Data records
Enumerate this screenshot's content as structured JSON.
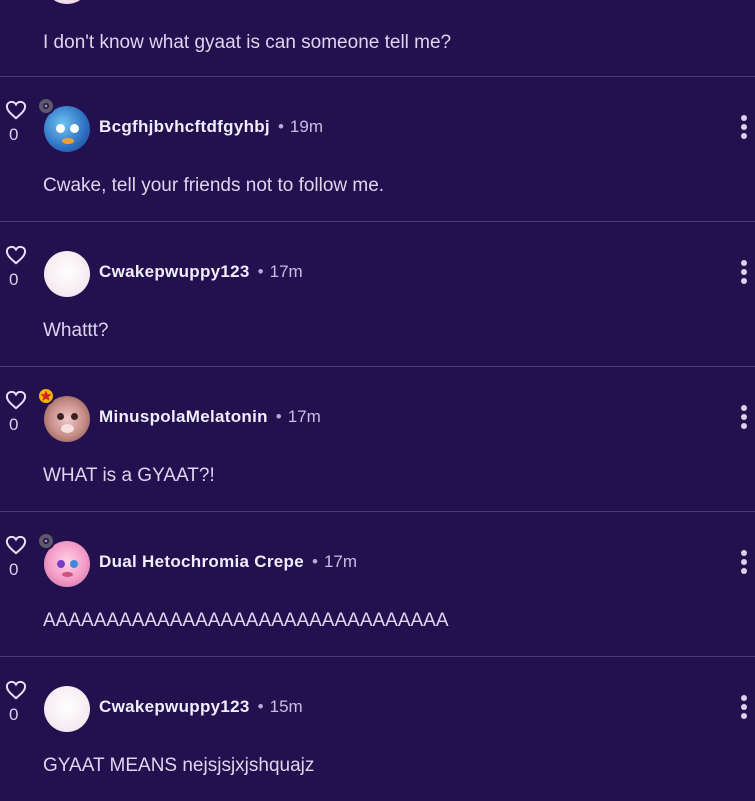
{
  "top_comment": {
    "text": "I don't know what gyaat is can someone tell me?"
  },
  "comments": [
    {
      "username": "Bcgfhjbvhcftdfgyhbj",
      "time": "19m",
      "likes": "0",
      "text": "Cwake, tell your friends not to follow me.",
      "avatar": "blue",
      "badge": "gear"
    },
    {
      "username": "Cwakepwuppy123",
      "time": "17m",
      "likes": "0",
      "text": "Whattt?",
      "avatar": "blank",
      "badge": ""
    },
    {
      "username": "MinuspolaMelatonin",
      "time": "17m",
      "likes": "0",
      "text": "WHAT is a GYAAT?!",
      "avatar": "brown",
      "badge": "star"
    },
    {
      "username": "Dual Hetochromia Crepe",
      "time": "17m",
      "likes": "0",
      "text": "AAAAAAAAAAAAAAAAAAAAAAAAAAAAAAAA",
      "avatar": "pink",
      "badge": "gear"
    },
    {
      "username": "Cwakepwuppy123",
      "time": "15m",
      "likes": "0",
      "text": "GYAAT MEANS nejsjsjxjshquajz",
      "avatar": "blank",
      "badge": ""
    }
  ],
  "separator": "•",
  "icons": {
    "like": "heart-outline-icon",
    "more": "more-vertical-icon",
    "badge_gear": "gear-icon",
    "badge_star": "star-icon"
  },
  "colors": {
    "background": "#22104f",
    "divider": "#4a3a78",
    "text": "#dcd6ef"
  }
}
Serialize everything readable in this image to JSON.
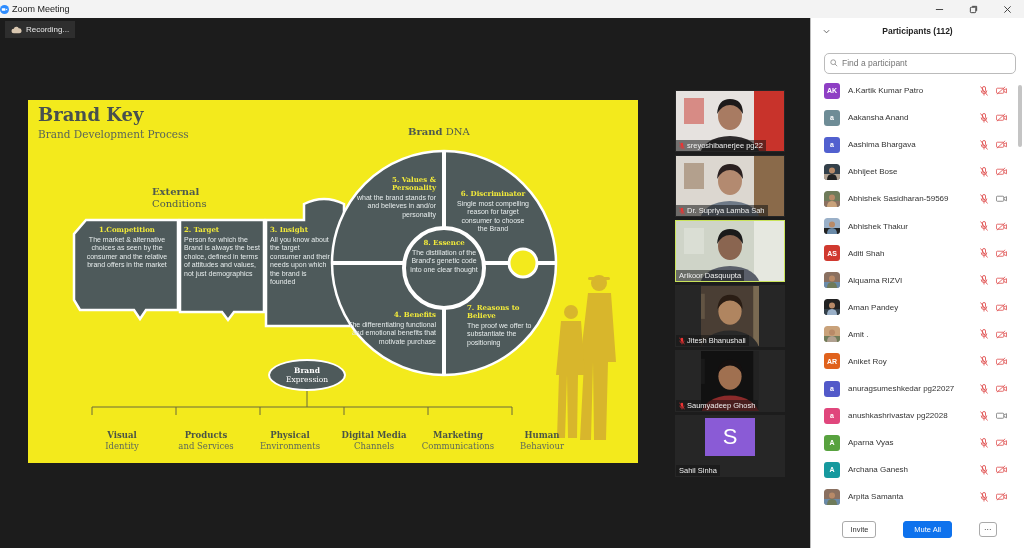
{
  "window": {
    "title": "Zoom Meeting"
  },
  "recording": {
    "label": "Recording..."
  },
  "slide": {
    "title": "Brand Key",
    "subtitle": "Brand Development Process",
    "external": {
      "heading": "External",
      "subheading": "Conditions"
    },
    "dna": "**Brand** DNA",
    "segments": [
      {
        "title": "1.Competition",
        "body": "The market & alternative choices as seen by the consumer and the relative brand offers in the market"
      },
      {
        "title": "2. Target",
        "body": "Person for which the Brand is always the best choice, defined in terms of attitudes and values, not just demographics"
      },
      {
        "title": "3. Insight",
        "body": "All you know about the target consumer and their needs upon which the brand is founded"
      },
      {
        "title": "5. Values & Personality",
        "body": "what the brand stands for and believes in and/or personality"
      },
      {
        "title": "6. Discriminator",
        "body": "Single most compelling reason for target consumer to choose the Brand"
      },
      {
        "title": "8. Essence",
        "body": "The distillation of the Brand's genetic code into one clear thought"
      },
      {
        "title": "4. Benefits",
        "body": "The differentiating functional and emotional benefits that motivate purchase"
      },
      {
        "title": "7. Reasons to Believe",
        "body": "The proof we offer to substantiate the positioning"
      }
    ],
    "expression": {
      "title": "Brand",
      "subtitle": "Expression"
    },
    "outputs": [
      {
        "title": "Visual",
        "subtitle": "Identity"
      },
      {
        "title": "Products",
        "subtitle": "and Services"
      },
      {
        "title": "Physical",
        "subtitle": "Environments"
      },
      {
        "title": "Digital Media",
        "subtitle": "Channels"
      },
      {
        "title": "Marketing",
        "subtitle": "Communications"
      },
      {
        "title": "Human",
        "subtitle": "Behaviour"
      }
    ]
  },
  "videos": [
    {
      "name": "sreyoshibanerjee pg22",
      "kind": "video",
      "muted": true,
      "active": false
    },
    {
      "name": "Dr. Supriya Lamba Sah",
      "kind": "video",
      "muted": true,
      "active": false
    },
    {
      "name": "Arikoor Dasquupta",
      "kind": "video",
      "muted": false,
      "active": true
    },
    {
      "name": "Jitesh Bhanushali",
      "kind": "portrait",
      "muted": true,
      "active": false
    },
    {
      "name": "Saumyadeep Ghosh",
      "kind": "portrait",
      "muted": true,
      "active": false
    },
    {
      "name": "Sahil Sinha",
      "kind": "avatar",
      "letter": "S",
      "color": "#8a5bd6",
      "muted": false,
      "active": false
    }
  ],
  "participants": {
    "title": "Participants (112)",
    "search": {
      "placeholder": "Find a participant"
    },
    "items": [
      {
        "name": "A.Kartik Kumar Patro",
        "avatar": {
          "kind": "initials",
          "text": "AK",
          "color": "#8e3fc4"
        },
        "mic_muted": true,
        "video_off": true
      },
      {
        "name": "Aakansha Anand",
        "avatar": {
          "kind": "initials",
          "text": "a",
          "color": "#6e8c96"
        },
        "mic_muted": true,
        "video_off": true
      },
      {
        "name": "Aashima Bhargava",
        "avatar": {
          "kind": "initials",
          "text": "a",
          "color": "#5160cf"
        },
        "mic_muted": true,
        "video_off": true
      },
      {
        "name": "Abhijeet Bose",
        "mic_muted": true,
        "video_off": true
      },
      {
        "name": "Abhishek Sasidharan-59569",
        "mic_muted": true,
        "video_off": false
      },
      {
        "name": "Abhishek Thakur",
        "mic_muted": true,
        "video_off": true
      },
      {
        "name": "Aditi Shah",
        "avatar": {
          "kind": "initials",
          "text": "AS",
          "color": "#d0392f"
        },
        "mic_muted": true,
        "video_off": true
      },
      {
        "name": "Alquama RIZVI",
        "mic_muted": true,
        "video_off": true
      },
      {
        "name": "Aman Pandey",
        "mic_muted": true,
        "video_off": true
      },
      {
        "name": "Amit .",
        "mic_muted": true,
        "video_off": true
      },
      {
        "name": "Aniket Roy",
        "avatar": {
          "kind": "initials",
          "text": "AR",
          "color": "#e0621c"
        },
        "mic_muted": true,
        "video_off": true
      },
      {
        "name": "anuragsumeshkedar pg22027",
        "avatar": {
          "kind": "initials",
          "text": "a",
          "color": "#5259c9"
        },
        "mic_muted": true,
        "video_off": true
      },
      {
        "name": "anushkashrivastav pg22028",
        "avatar": {
          "kind": "initials",
          "text": "a",
          "color": "#e0467c"
        },
        "mic_muted": true,
        "video_off": false
      },
      {
        "name": "Aparna Vyas",
        "avatar": {
          "kind": "initials",
          "text": "A",
          "color": "#58a23f"
        },
        "mic_muted": true,
        "video_off": true
      },
      {
        "name": "Archana Ganesh",
        "avatar": {
          "kind": "initials",
          "text": "A",
          "color": "#16999e"
        },
        "mic_muted": true,
        "video_off": true
      },
      {
        "name": "Arpita Samanta",
        "mic_muted": true,
        "video_off": true
      }
    ],
    "buttons": [
      {
        "label": "Invite",
        "kind": "plain"
      },
      {
        "label": "Mute All",
        "kind": "primary"
      },
      {
        "label": "···",
        "kind": "more"
      }
    ]
  }
}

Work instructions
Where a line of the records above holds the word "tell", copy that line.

Written response
    "text": "I don't know what gyaat is can someone tell me?"
      "text": "Cwake, tell your friends not to follow me.",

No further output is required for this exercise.